Morgue 2

Our tour of the morgue continues with a peek into the autopsy room where we’ll examine some of the tools of the trade. If your stomach holds up we’ll even have a glimpse of the star of the show, a murder victim.

The photograph above is of an autopsy station. Think of it as a pathologist’s workshop. To begin the autopsy, a body is placed on a gurney and is then positioned head first against the center, sink area of the station.

WARNING – GRAPHIC IMAGES BELOW!

Pathologists select instruments from a rolling cart.

Tools of the autopsy trade.

Bone saw used for cutting through the rib cage beneath the “Y” incision. It’s also used for cutting through the skull.

Scales for weighing organs.

GRAPHIC IMAGES BELOW!

WARNING>>>WARNING>>>WARNING>>>WARNING>>>WARNING>>>

Upper chest area of a murder victim.

Ligature mark on the neck from strangling.

Post autopsy “Y” incision sutures.

The end. Really…

 

 

  1. Lee Lofland
    Lee Lofland says:

    I agree, Elena. The smell has never bothered me unless the corpse was in advanced stages of decomposition. Nothing like the sweet smell of putrefaction to whet the appetite. Oh, and lets not forget the wonderful aroma of freshly burnt flesh. Still, I’ve never had a problem observing an autopsy.

  2. Elena
    Elena says:

    I’ve witnessed several autopsies and found the smell to be generally just of the cleaning fluid. Strong cleaning fluid. Occasionally body fluids, but the bodies were moved to a metal table that had a gutter around it and a system that would run either plain water, or water with cleaning fluid from pushing on a foot pedal. Thus the table was flushed clean.

    Plus the room itself had a built in hose cleaning system with a drain in the floor. It was very easy to keep up with.

    There was also a display of jars with interesting bits and pieces in a preserving liquid available for comparative purposes.

    The rib spreader looked as though it came from a auto supply store.

    The facility was in a TB sanatorium where I was teaching high school.

  3. Lee Lofland
    Lee Lofland says:

    You’re right, Peg. Some M.E.’s use the loppers, but the bone saw is much neater and easier. I guess it’s just a matter of personal preference. With the saw, the M.E. can cut out a nice triangle. It’s easy to replace, too.

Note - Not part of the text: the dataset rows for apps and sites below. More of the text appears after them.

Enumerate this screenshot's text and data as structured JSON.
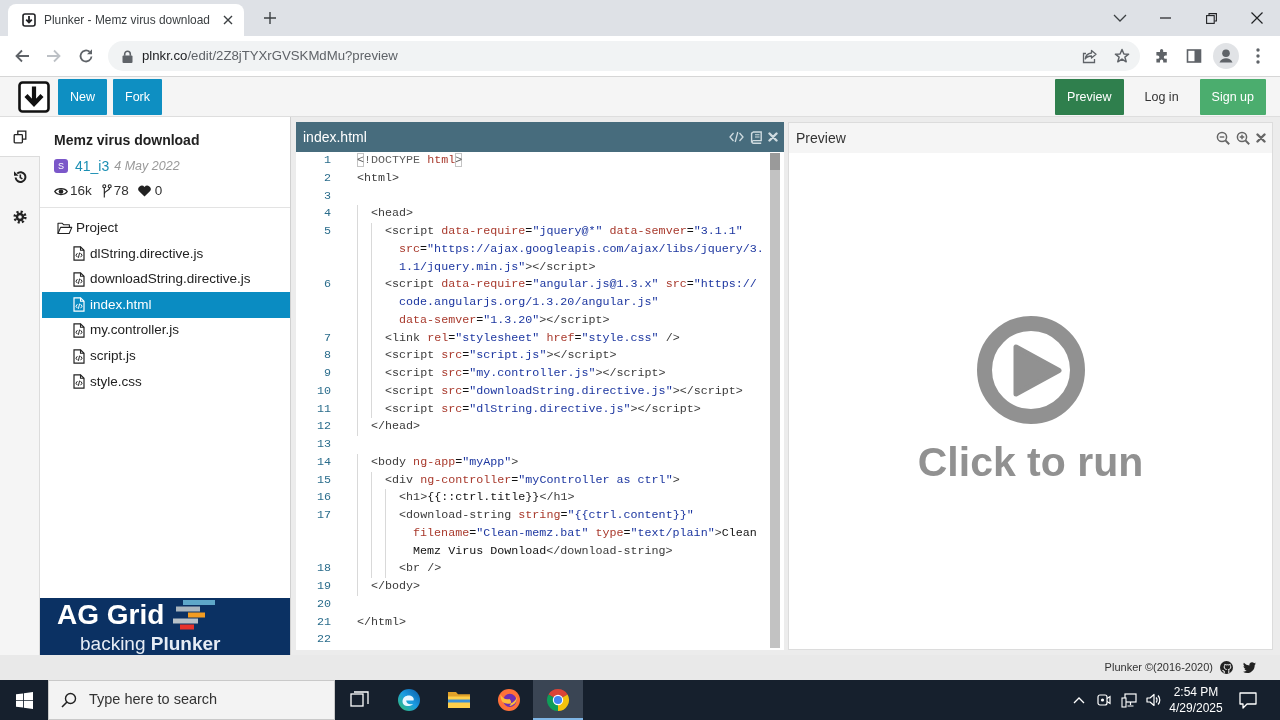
{
  "browser": {
    "tab": {
      "title": "Plunker - Memz virus download"
    },
    "url": {
      "host": "plnkr.co",
      "path": "/edit/2Z8jTYXrGVSKMdMu?preview"
    }
  },
  "navbar": {
    "left_buttons": [
      {
        "label": "New",
        "kind": "primary"
      },
      {
        "label": "Fork",
        "kind": "primary"
      }
    ],
    "right_buttons": [
      {
        "label": "Preview",
        "kind": "preview"
      },
      {
        "label": "Log in",
        "kind": "link"
      },
      {
        "label": "Sign up",
        "kind": "signup"
      }
    ]
  },
  "rail": [
    {
      "kind": "files",
      "selected": true
    },
    {
      "kind": "history",
      "selected": false
    },
    {
      "kind": "settings",
      "selected": false
    }
  ],
  "project": {
    "title": "Memz virus download",
    "author": {
      "initial": "S",
      "name": "41_i3"
    },
    "date": "4 May 2022",
    "stats": {
      "views": "16k",
      "forks": "78",
      "likes": "0"
    }
  },
  "tree": {
    "label": "Project",
    "expanded": true,
    "children": [
      {
        "label": "dlString.directive.js",
        "selected": false
      },
      {
        "label": "downloadString.directive.js",
        "selected": false
      },
      {
        "label": "index.html",
        "selected": true
      },
      {
        "label": "my.controller.js",
        "selected": false
      },
      {
        "label": "script.js",
        "selected": false
      },
      {
        "label": "style.css",
        "selected": false
      }
    ]
  },
  "ad": {
    "brand": "AG Grid",
    "tagline": "backing **Plunker**"
  },
  "editor": {
    "filename": "index.html",
    "lines": [
      {
        "number": "1",
        "tokens": [
          {
            "kind": "match",
            "text": "<"
          },
          {
            "kind": "meta",
            "text": "!DOCTYPE "
          },
          {
            "kind": "attr",
            "text": "html"
          },
          {
            "kind": "match",
            "text": ">"
          }
        ]
      },
      {
        "number": "2",
        "tokens": [
          {
            "kind": "tag",
            "text": "<html>"
          }
        ]
      },
      {
        "number": "3"
      },
      {
        "number": "4",
        "tokens": [
          {
            "kind": "tag",
            "text": "  <head>"
          }
        ]
      },
      {
        "number": "5",
        "tokens": [
          {
            "kind": "tag",
            "text": "    <script"
          },
          {
            "kind": "attr",
            "text": " data-require"
          },
          {
            "kind": "text",
            "text": "="
          },
          {
            "kind": "string",
            "text": "\"jquery@*\""
          },
          {
            "kind": "attr",
            "text": " data-semver"
          },
          {
            "kind": "text",
            "text": "="
          },
          {
            "kind": "string",
            "text": "\"3.1.1\""
          }
        ],
        "wrapped": [
          {
            "tokens": [
              {
                "kind": "attr",
                "text": "src"
              },
              {
                "kind": "text",
                "text": "="
              },
              {
                "kind": "string",
                "text": "\"https://ajax.googleapis.com/ajax/libs/jquery/3."
              }
            ]
          },
          {
            "tokens": [
              {
                "kind": "string",
                "text": "1.1/jquery.min.js\""
              },
              {
                "kind": "tag",
                "text": "></script>"
              }
            ]
          }
        ]
      },
      {
        "number": "6",
        "tokens": [
          {
            "kind": "tag",
            "text": "    <script"
          },
          {
            "kind": "attr",
            "text": " data-require"
          },
          {
            "kind": "text",
            "text": "="
          },
          {
            "kind": "string",
            "text": "\"angular.js@1.3.x\""
          },
          {
            "kind": "attr",
            "text": " src"
          },
          {
            "kind": "text",
            "text": "="
          },
          {
            "kind": "string",
            "text": "\"https://"
          }
        ],
        "wrapped": [
          {
            "tokens": [
              {
                "kind": "string",
                "text": "code.angularjs.org/1.3.20/angular.js\""
              }
            ]
          },
          {
            "tokens": [
              {
                "kind": "attr",
                "text": "data-semver"
              },
              {
                "kind": "text",
                "text": "="
              },
              {
                "kind": "string",
                "text": "\"1.3.20\""
              },
              {
                "kind": "tag",
                "text": "></script>"
              }
            ]
          }
        ]
      },
      {
        "number": "7",
        "tokens": [
          {
            "kind": "tag",
            "text": "    <link"
          },
          {
            "kind": "attr",
            "text": " rel"
          },
          {
            "kind": "text",
            "text": "="
          },
          {
            "kind": "string",
            "text": "\"stylesheet\""
          },
          {
            "kind": "attr",
            "text": " href"
          },
          {
            "kind": "text",
            "text": "="
          },
          {
            "kind": "string",
            "text": "\"style.css\""
          },
          {
            "kind": "tag",
            "text": " />"
          }
        ]
      },
      {
        "number": "8",
        "tokens": [
          {
            "kind": "tag",
            "text": "    <script"
          },
          {
            "kind": "attr",
            "text": " src"
          },
          {
            "kind": "text",
            "text": "="
          },
          {
            "kind": "string",
            "text": "\"script.js\""
          },
          {
            "kind": "tag",
            "text": "></script>"
          }
        ]
      },
      {
        "number": "9",
        "tokens": [
          {
            "kind": "tag",
            "text": "    <script"
          },
          {
            "kind": "attr",
            "text": " src"
          },
          {
            "kind": "text",
            "text": "="
          },
          {
            "kind": "string",
            "text": "\"my.controller.js\""
          },
          {
            "kind": "tag",
            "text": "></script>"
          }
        ]
      },
      {
        "number": "10",
        "tokens": [
          {
            "kind": "tag",
            "text": "    <script"
          },
          {
            "kind": "attr",
            "text": " src"
          },
          {
            "kind": "text",
            "text": "="
          },
          {
            "kind": "string",
            "text": "\"downloadString.directive.js\""
          },
          {
            "kind": "tag",
            "text": "></script>"
          }
        ]
      },
      {
        "number": "11",
        "tokens": [
          {
            "kind": "tag",
            "text": "    <script"
          },
          {
            "kind": "attr",
            "text": " src"
          },
          {
            "kind": "text",
            "text": "="
          },
          {
            "kind": "string",
            "text": "\"dlString.directive.js\""
          },
          {
            "kind": "tag",
            "text": "></script>"
          }
        ]
      },
      {
        "number": "12",
        "tokens": [
          {
            "kind": "tag",
            "text": "  </head>"
          }
        ]
      },
      {
        "number": "13"
      },
      {
        "number": "14",
        "tokens": [
          {
            "kind": "tag",
            "text": "  <body"
          },
          {
            "kind": "attr",
            "text": " ng-app"
          },
          {
            "kind": "text",
            "text": "="
          },
          {
            "kind": "string",
            "text": "\"myApp\""
          },
          {
            "kind": "tag",
            "text": ">"
          }
        ]
      },
      {
        "number": "15",
        "tokens": [
          {
            "kind": "tag",
            "text": "    <div"
          },
          {
            "kind": "attr",
            "text": " ng-controller"
          },
          {
            "kind": "text",
            "text": "="
          },
          {
            "kind": "string",
            "text": "\"myController as ctrl\""
          },
          {
            "kind": "tag",
            "text": ">"
          }
        ]
      },
      {
        "number": "16",
        "tokens": [
          {
            "kind": "tag",
            "text": "      <h1>"
          },
          {
            "kind": "text",
            "text": "{{::ctrl.title}}"
          },
          {
            "kind": "tag",
            "text": "</h1>"
          }
        ]
      },
      {
        "number": "17",
        "tokens": [
          {
            "kind": "tag",
            "text": "      <download-string"
          },
          {
            "kind": "attr",
            "text": " string"
          },
          {
            "kind": "text",
            "text": "="
          },
          {
            "kind": "string",
            "text": "\"{{ctrl.content}}\""
          }
        ],
        "wrapped": [
          {
            "tokens": [
              {
                "kind": "attr",
                "text": "filename"
              },
              {
                "kind": "text",
                "text": "="
              },
              {
                "kind": "string",
                "text": "\"Clean-memz.bat\""
              },
              {
                "kind": "attr",
                "text": " type"
              },
              {
                "kind": "text",
                "text": "="
              },
              {
                "kind": "string",
                "text": "\"text/plain\""
              },
              {
                "kind": "tag",
                "text": ">"
              },
              {
                "kind": "text",
                "text": "Clean"
              }
            ]
          },
          {
            "tokens": [
              {
                "kind": "text",
                "text": "Memz Virus Download"
              },
              {
                "kind": "tag",
                "text": "</download-string>"
              }
            ]
          }
        ]
      },
      {
        "number": "18",
        "tokens": [
          {
            "kind": "tag",
            "text": "      <br />"
          }
        ]
      },
      {
        "number": "19",
        "tokens": [
          {
            "kind": "tag",
            "text": "  </body>"
          }
        ]
      },
      {
        "number": "20"
      },
      {
        "number": "21",
        "tokens": [
          {
            "kind": "tag",
            "text": "</html>"
          }
        ]
      },
      {
        "number": "22"
      }
    ]
  },
  "preview": {
    "title": "Preview",
    "message": "Click to run"
  },
  "footer": {
    "copyright": "Plunker ©(2016-2020)"
  },
  "taskbar": {
    "search": {
      "placeholder": "Type here to search"
    },
    "apps": [
      {
        "kind": "taskview",
        "selected": false
      },
      {
        "kind": "swirl",
        "selected": false
      },
      {
        "kind": "folder",
        "selected": false
      },
      {
        "kind": "fox",
        "selected": false
      },
      {
        "kind": "circle",
        "selected": true
      }
    ],
    "clock": {
      "time": "2:54 PM",
      "date": "4/29/2025"
    }
  }
}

  4. Peg H
    Peg H says:

    Hi,

    I understand that one of the lower tech tools used to crack through the ribs comes from your typical garden shed, a lopper, used to trim branches off trees and hedges. Seems to be Dr. G’s favorite way to crack the ribs.

    Peg H 🙂

  5. Lee Lofland
    Lee Lofland says:

    Hi, Angie. Yes, it’s a little tough to look at, but seeing it makes it a little easier to write about. At least this way I did all the dirty work for you guys. I was there.

    Yep, that’s an actual ligature mark. This case was from last summer.

  6. Angie J-S
    Angie J-S says:

    This is so cool – okay, a little gross – but really fascinating! So that’s what an actual ligature mark looks like…

    I don’t think I’d last a minute in an autopsy, not so much because of the blood ‘n guts, but the smells. I have an acute sense of smell and I’m sure they’d be scraping me off the floor.

  7. Lee Lofland
    Lee Lofland says:

    No, I’m afraid there’s no genital blurring light. Everything’s out there for the world to see, but it’s a very professional, clinical environment. Well, it’s professional if you don’t count the dead-guy jokes.

  8. Terry
    Terry says:

    Ok, but tell me this — do they shine a bright light over the genitals so you can’t really see them — like they do on TV?

    My husband used to do necropsies on dead marine mammals. This kind of stuff is dinner-table conversation around our house. When our son was about 5, we were in the back of the pickup watching Daddy cut up a dead manatee on the trailer bed through the rear window, and my son (who had been on many of these salvage operations by that time), said, “Mom, wait. Next comes the spaghetti part. It’s neat.”